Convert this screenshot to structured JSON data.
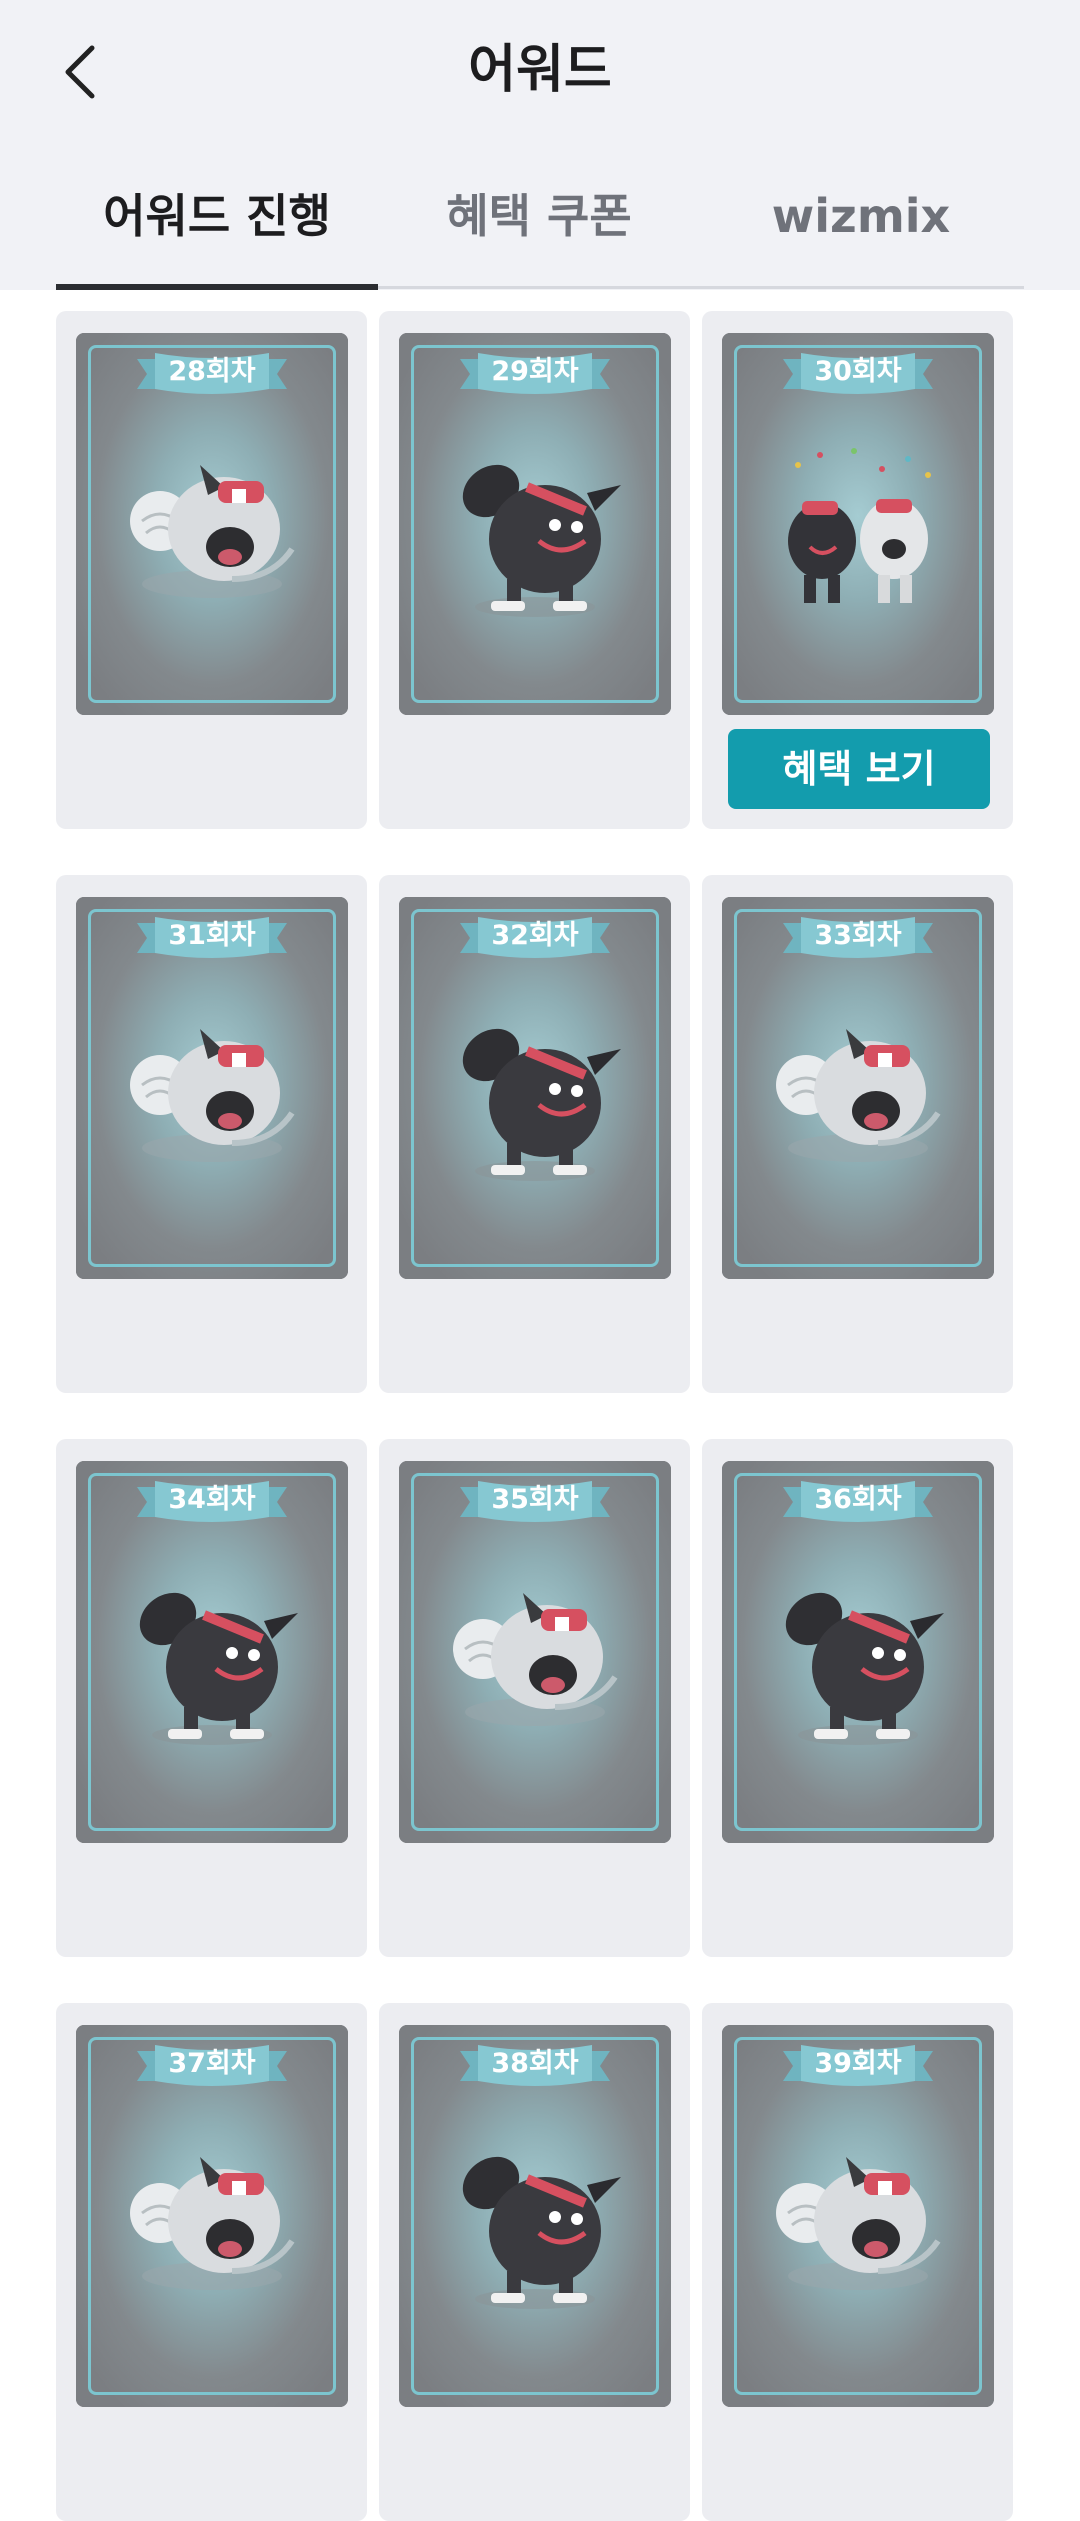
{
  "header": {
    "title": "어워드",
    "back_icon": "chevron-left-icon"
  },
  "tabs": [
    {
      "label": "어워드 진행",
      "active": true
    },
    {
      "label": "혜택 쿠폰",
      "active": false
    },
    {
      "label": "wizmix",
      "active": false
    }
  ],
  "cards": [
    {
      "label": "28회차",
      "mascot": "white-mascot-icon",
      "has_button": false
    },
    {
      "label": "29회차",
      "mascot": "black-mascot-icon",
      "has_button": false
    },
    {
      "label": "30회차",
      "mascot": "duo-mascot-icon",
      "has_button": true
    },
    {
      "label": "31회차",
      "mascot": "white-mascot-icon",
      "has_button": false
    },
    {
      "label": "32회차",
      "mascot": "black-mascot-icon",
      "has_button": false
    },
    {
      "label": "33회차",
      "mascot": "white-mascot-icon",
      "has_button": false
    },
    {
      "label": "34회차",
      "mascot": "black-mascot-icon",
      "has_button": false
    },
    {
      "label": "35회차",
      "mascot": "white-mascot-icon",
      "has_button": false
    },
    {
      "label": "36회차",
      "mascot": "black-mascot-icon",
      "has_button": false
    },
    {
      "label": "37회차",
      "mascot": "white-mascot-icon",
      "has_button": false
    },
    {
      "label": "38회차",
      "mascot": "black-mascot-icon",
      "has_button": false
    },
    {
      "label": "39회차",
      "mascot": "white-mascot-icon",
      "has_button": false
    }
  ],
  "benefit_button_label": "혜택 보기",
  "colors": {
    "accent": "#139cad",
    "card_frame": "#7cc5cf",
    "background": "#f1f2f6"
  }
}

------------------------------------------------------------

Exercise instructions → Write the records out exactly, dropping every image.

Reply →
Convert this screenshot to structured JSON data.
{
  "header": {
    "title": "어워드",
    "back_icon": "chevron-left-icon"
  },
  "tabs": [
    {
      "label": "어워드 진행",
      "active": true
    },
    {
      "label": "혜택 쿠폰",
      "active": false
    },
    {
      "label": "wizmix",
      "active": false
    }
  ],
  "cards": [
    {
      "label": "28회차",
      "mascot": "white-mascot-icon",
      "has_button": false
    },
    {
      "label": "29회차",
      "mascot": "black-mascot-icon",
      "has_button": false
    },
    {
      "label": "30회차",
      "mascot": "duo-mascot-icon",
      "has_button": true
    },
    {
      "label": "31회차",
      "mascot": "white-mascot-icon",
      "has_button": false
    },
    {
      "label": "32회차",
      "mascot": "black-mascot-icon",
      "has_button": false
    },
    {
      "label": "33회차",
      "mascot": "white-mascot-icon",
      "has_button": false
    },
    {
      "label": "34회차",
      "mascot": "black-mascot-icon",
      "has_button": false
    },
    {
      "label": "35회차",
      "mascot": "white-mascot-icon",
      "has_button": false
    },
    {
      "label": "36회차",
      "mascot": "black-mascot-icon",
      "has_button": false
    },
    {
      "label": "37회차",
      "mascot": "white-mascot-icon",
      "has_button": false
    },
    {
      "label": "38회차",
      "mascot": "black-mascot-icon",
      "has_button": false
    },
    {
      "label": "39회차",
      "mascot": "white-mascot-icon",
      "has_button": false
    }
  ],
  "benefit_button_label": "혜택 보기",
  "colors": {
    "accent": "#139cad",
    "card_frame": "#7cc5cf",
    "background": "#f1f2f6"
  }
}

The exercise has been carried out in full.